◆ **Exercise details**: Every line below that has the string "Custom" adds one to the count. Give that count by itself.

[Web page and app entries]
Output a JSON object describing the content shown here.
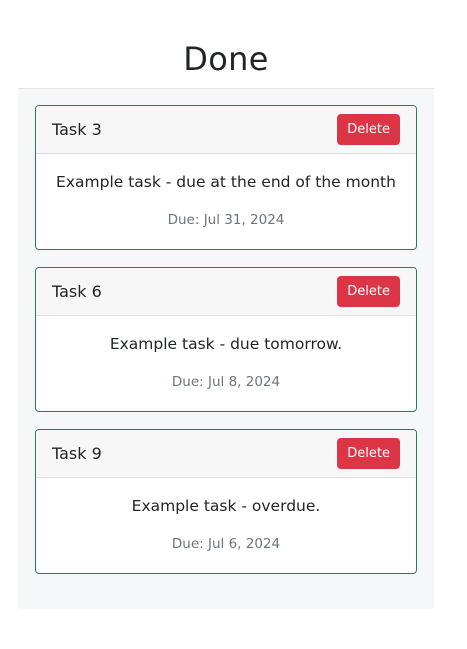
{
  "column": {
    "title": "Done"
  },
  "tasks": [
    {
      "title": "Task 3",
      "description": "Example task - due at the end of the month",
      "due": "Due: Jul 31, 2024",
      "delete_label": "Delete"
    },
    {
      "title": "Task 6",
      "description": "Example task - due tomorrow.",
      "due": "Due: Jul 8, 2024",
      "delete_label": "Delete"
    },
    {
      "title": "Task 9",
      "description": "Example task - overdue.",
      "due": "Due: Jul 6, 2024",
      "delete_label": "Delete"
    }
  ],
  "colors": {
    "card_border": "#198754",
    "delete_button": "#dc3545",
    "column_background": "#f6f7f8"
  }
}
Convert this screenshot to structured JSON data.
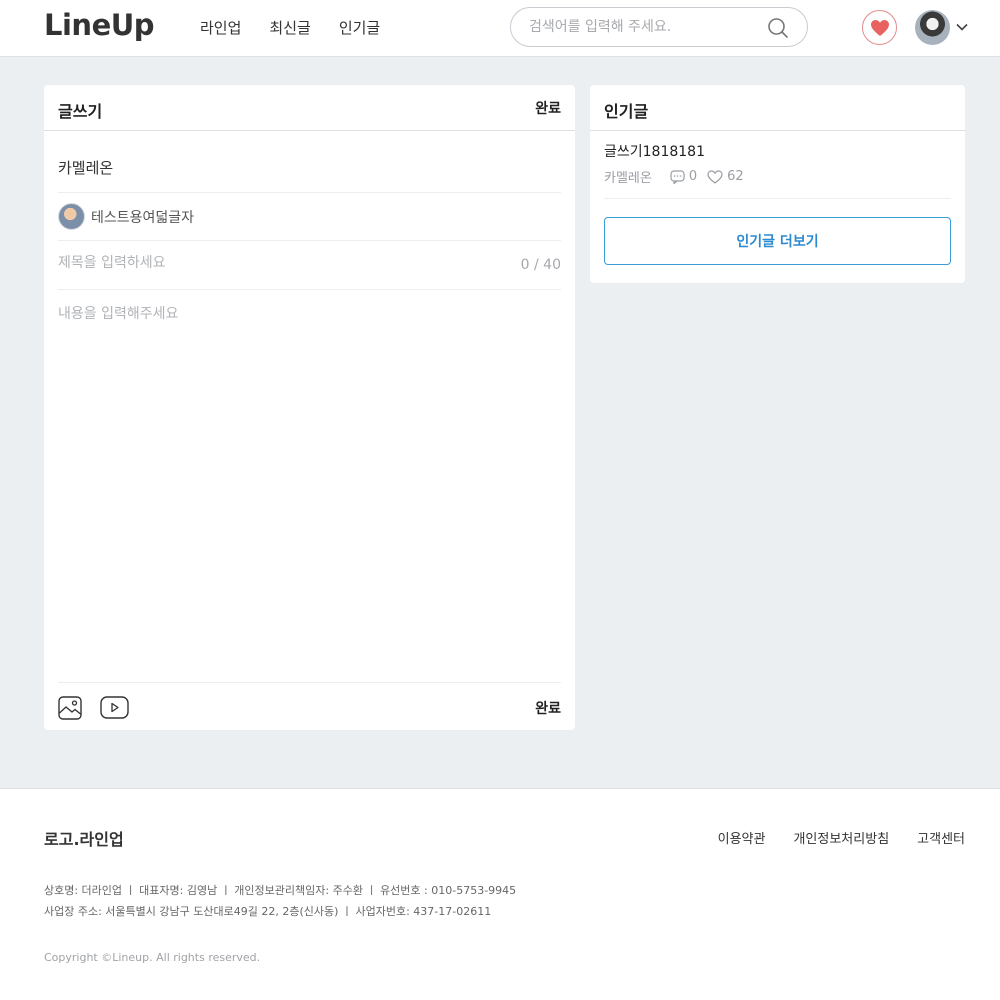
{
  "header": {
    "logo": "LineUp",
    "nav": [
      "라인업",
      "최신글",
      "인기글"
    ],
    "search_placeholder": "검색어를 입력해 주세요."
  },
  "editor": {
    "title": "글쓰기",
    "done_label": "완료",
    "category": "카멜레온",
    "author": "테스트용여덟글자",
    "title_placeholder": "제목을 입력하세요",
    "title_counter": "0 / 40",
    "content_placeholder": "내용을 입력해주세요",
    "done_bottom_label": "완료"
  },
  "popular": {
    "title": "인기글",
    "items": [
      {
        "title": "글쓰기1818181",
        "author": "카멜레온",
        "comments": "0",
        "likes": "62"
      }
    ],
    "more_label": "인기글 더보기"
  },
  "footer": {
    "logo": "로고.라인업",
    "links": [
      "이용약관",
      "개인정보처리방침",
      "고객센터"
    ],
    "info_line1": "상호명: 더라인업 ㅣ 대표자명: 김영남 ㅣ 개인정보관리책임자: 주수환 ㅣ 유선번호 : 010-5753-9945",
    "info_line2": "사업장 주소: 서울특별시 강남구 도산대로49길 22, 2층(신사동) ㅣ 사업자번호: 437-17-02611",
    "copyright": "Copyright ©Lineup. All rights reserved."
  },
  "colors": {
    "accent": "#2c8ad0",
    "heart": "#e8625f",
    "background": "#eceff2"
  }
}
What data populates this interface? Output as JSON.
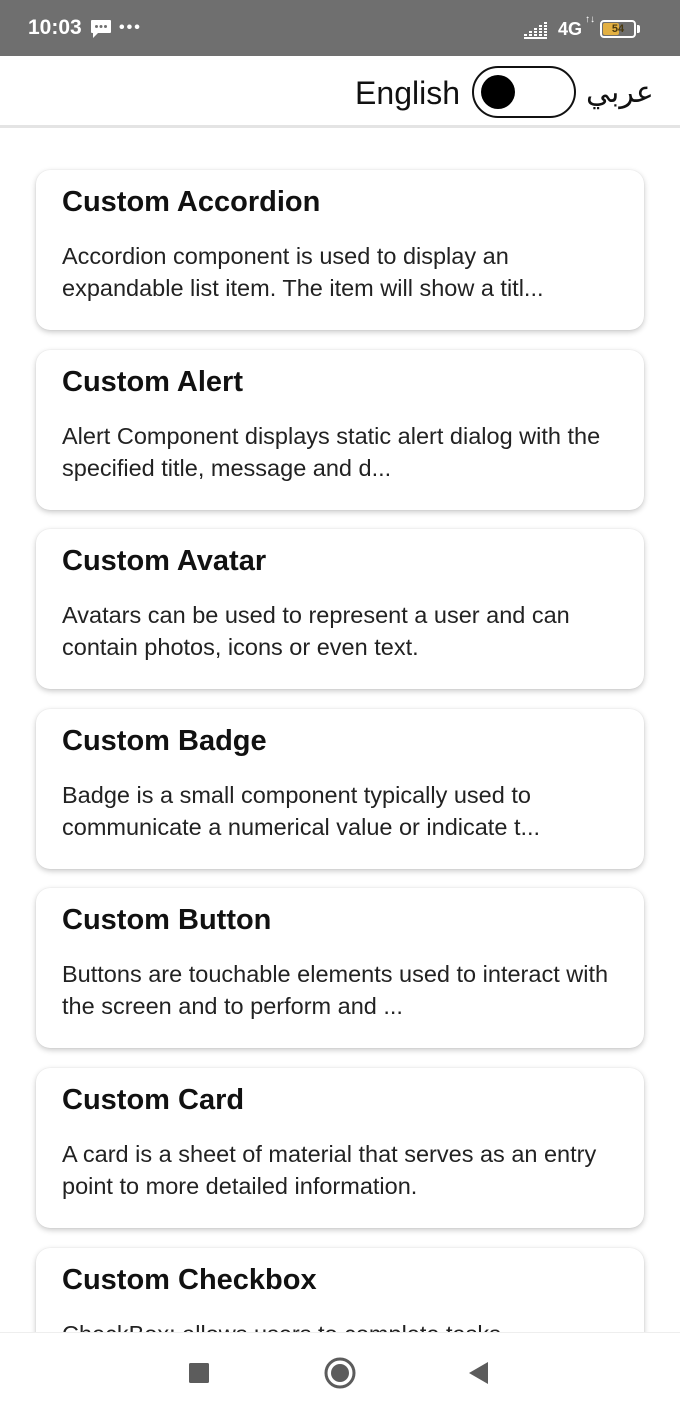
{
  "status_bar": {
    "time": "10:03",
    "more_dots": "•••",
    "network": "4G",
    "network_arrows": "↑↓",
    "battery_percent": "54",
    "battery_level": 0.54,
    "battery_color": "#e3b042",
    "background_color": "#6f6f6f"
  },
  "header": {
    "language_left": "English",
    "language_right": "عربي",
    "switch_on": false
  },
  "cards": [
    {
      "title": "Custom Accordion",
      "description": "Accordion component is used to display an expandable list item. The item will show a titl..."
    },
    {
      "title": "Custom Alert",
      "description": "Alert Component displays static alert dialog with the specified title, message and d..."
    },
    {
      "title": "Custom Avatar",
      "description": "Avatars can be used to represent a user and can contain photos, icons or even text."
    },
    {
      "title": "Custom Badge",
      "description": "Badge is a small component typically used to communicate a numerical value or indicate t..."
    },
    {
      "title": "Custom Button",
      "description": "Buttons are touchable elements used to interact with the screen and to perform and ..."
    },
    {
      "title": "Custom Card",
      "description": "A card is a sheet of material that serves as an entry point to more detailed information."
    },
    {
      "title": "Custom Checkbox",
      "description": "CheckBox: allows users to complete tasks"
    }
  ],
  "nav": {
    "recent_icon": "square-icon",
    "home_icon": "circle-icon",
    "back_icon": "triangle-back-icon"
  }
}
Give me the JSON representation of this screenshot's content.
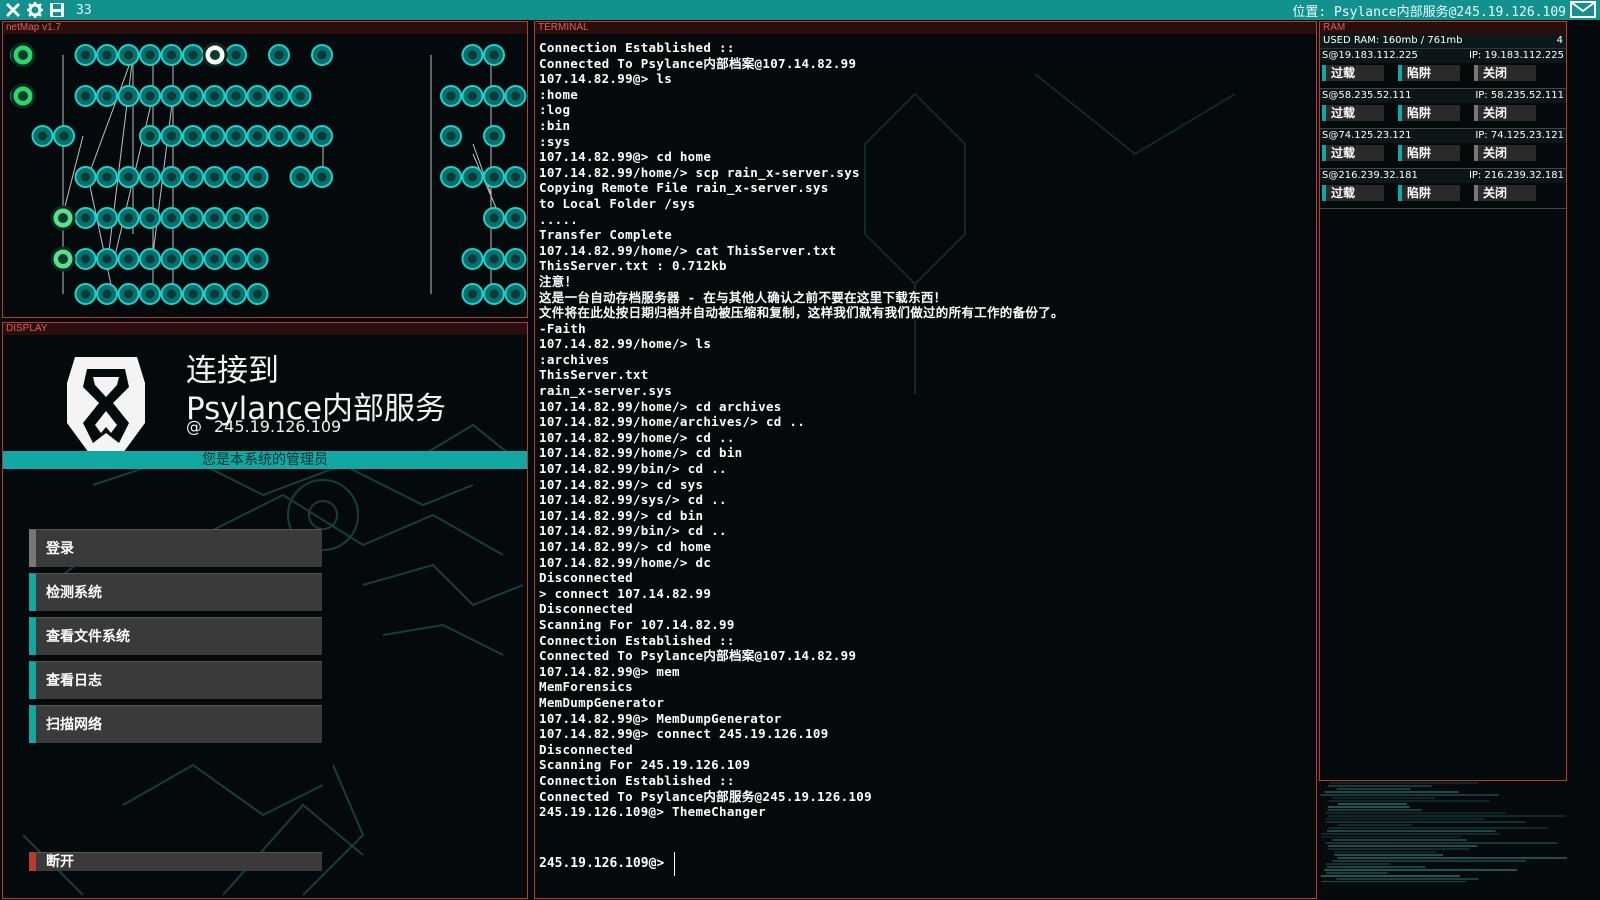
{
  "topbar": {
    "count": "33",
    "location": "位置: Psylance内部服务@245.19.126.109",
    "icons": [
      "close-icon",
      "gear-icon",
      "save-icon",
      "mail-icon"
    ]
  },
  "netmap": {
    "title": "netMap v1.7"
  },
  "display": {
    "title": "DISPLAY",
    "connected_to": "连接到",
    "server_name": "Psylance内部服务",
    "at": "@",
    "ip": "245.19.126.109",
    "admin_text": "您是本系统的管理员",
    "menu": [
      "登录",
      "检测系统",
      "查看文件系统",
      "查看日志",
      "扫描网络"
    ],
    "disconnect": "断开"
  },
  "terminal": {
    "title": "TERMINAL",
    "lines": [
      "Connection Established ::",
      "Connected To Psylance内部档案@107.14.82.99",
      "107.14.82.99@> ls",
      ":home",
      ":log",
      ":bin",
      ":sys",
      "107.14.82.99@> cd home",
      "107.14.82.99/home/> scp rain_x-server.sys",
      "Copying Remote File rain_x-server.sys",
      "to Local Folder /sys",
      ".....",
      "Transfer Complete",
      "107.14.82.99/home/> cat ThisServer.txt",
      "ThisServer.txt : 0.712kb",
      "注意！",
      "这是一台自动存档服务器 - 在与其他人确认之前不要在这里下载东西！",
      "文件将在此处按日期归档并自动被压缩和复制，这样我们就有我们做过的所有工作的备份了。",
      "-Faith",
      "107.14.82.99/home/> ls",
      ":archives",
      "ThisServer.txt",
      "rain_x-server.sys",
      "107.14.82.99/home/> cd archives",
      "107.14.82.99/home/archives/> cd ..",
      "107.14.82.99/home/> cd ..",
      "107.14.82.99/home/> cd bin",
      "107.14.82.99/bin/> cd ..",
      "107.14.82.99/> cd sys",
      "107.14.82.99/sys/> cd ..",
      "107.14.82.99/> cd bin",
      "107.14.82.99/bin/> cd ..",
      "107.14.82.99/> cd home",
      "107.14.82.99/home/> dc",
      "Disconnected",
      "> connect 107.14.82.99",
      "Disconnected",
      "Scanning For 107.14.82.99",
      "Connection Established ::",
      "Connected To Psylance内部档案@107.14.82.99",
      "107.14.82.99@> mem",
      "MemForensics",
      "MemDumpGenerator",
      "107.14.82.99@> MemDumpGenerator",
      "107.14.82.99@> connect 245.19.126.109",
      "Disconnected",
      "Scanning For 245.19.126.109",
      "Connection Established ::",
      "Connected To Psylance内部服务@245.19.126.109",
      "245.19.126.109@> ThemeChanger"
    ],
    "prompt": "245.19.126.109@>"
  },
  "ram": {
    "title": "RAM",
    "used_label": "USED RAM: 160mb / 761mb",
    "used_count": "4",
    "processes": [
      {
        "id": "S@19.183.112.225",
        "ip": "IP: 19.183.112.225"
      },
      {
        "id": "S@58.235.52.111",
        "ip": "IP: 58.235.52.111"
      },
      {
        "id": "S@74.125.23.121",
        "ip": "IP: 74.125.23.121"
      },
      {
        "id": "S@216.239.32.181",
        "ip": "IP: 216.239.32.181"
      }
    ],
    "btn_overload": "过载",
    "btn_trap": "陷阱",
    "btn_close": "关闭"
  },
  "colors": {
    "accent": "#12a7a3",
    "border": "#b93a30",
    "panel_title": "#e06052"
  }
}
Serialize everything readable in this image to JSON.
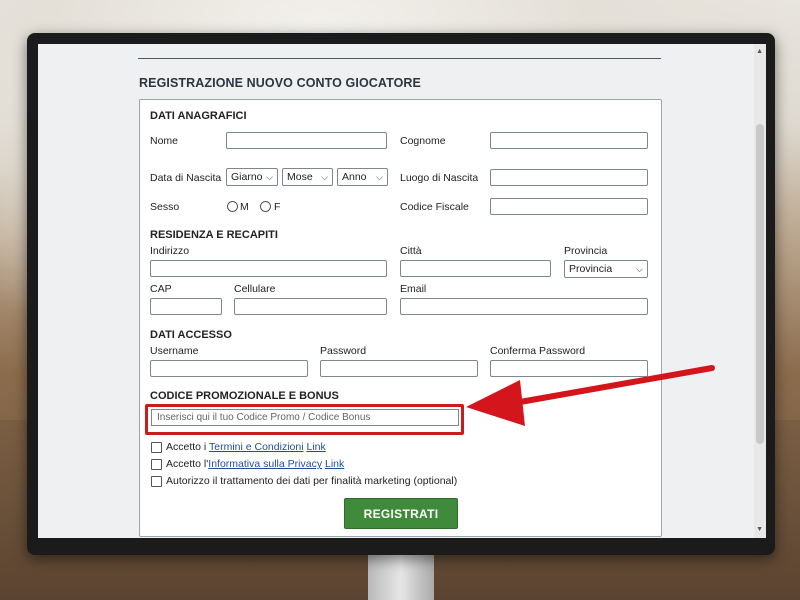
{
  "page_title": "REGISTRAZIONE NUOVO CONTO GIOCATORE",
  "sections": {
    "anagrafici": "DATI ANAGRAFICI",
    "residenza": "RESIDENZA E RECAPITI",
    "accesso": "DATI ACCESSO",
    "promo": "CODICE PROMOZIONALE E BONUS"
  },
  "fields": {
    "nome": "Nome",
    "cognome": "Cognome",
    "data_nascita": "Data di Nascita",
    "luogo_nascita": "Luogo di Nascita",
    "sesso": "Sesso",
    "codice_fiscale": "Codice Fiscale",
    "indirizzo": "Indirizzo",
    "citta": "Città",
    "provincia": "Provincia",
    "cap": "CAP",
    "cellulare": "Cellulare",
    "email": "Email",
    "username": "Username",
    "password": "Password",
    "conferma_password": "Conferma Password"
  },
  "selects": {
    "giorno": "Giarno",
    "mese": "Mose",
    "anno": "Anno",
    "provincia": "Provincia"
  },
  "radios": {
    "m": "M",
    "f": "F"
  },
  "promo": {
    "placeholder": "Inserisci qui il tuo Codice Promo / Codice Bonus"
  },
  "checks": {
    "termini_prefix": "Accetto i ",
    "termini_link": "Termini e Condizioni",
    "termini_link2": "Link",
    "privacy_prefix": "Accetto l'",
    "privacy_link": "Informativa sulla Privacy",
    "privacy_link2": "Link",
    "marketing": "Autorizzo il trattamento dei dati per finalità marketing (optional)"
  },
  "submit_label": "REGISTRATI",
  "colors": {
    "highlight": "#cc1b1b",
    "button": "#3f8a3b",
    "link": "#1f4f9a"
  }
}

◆ **Finished task**: 7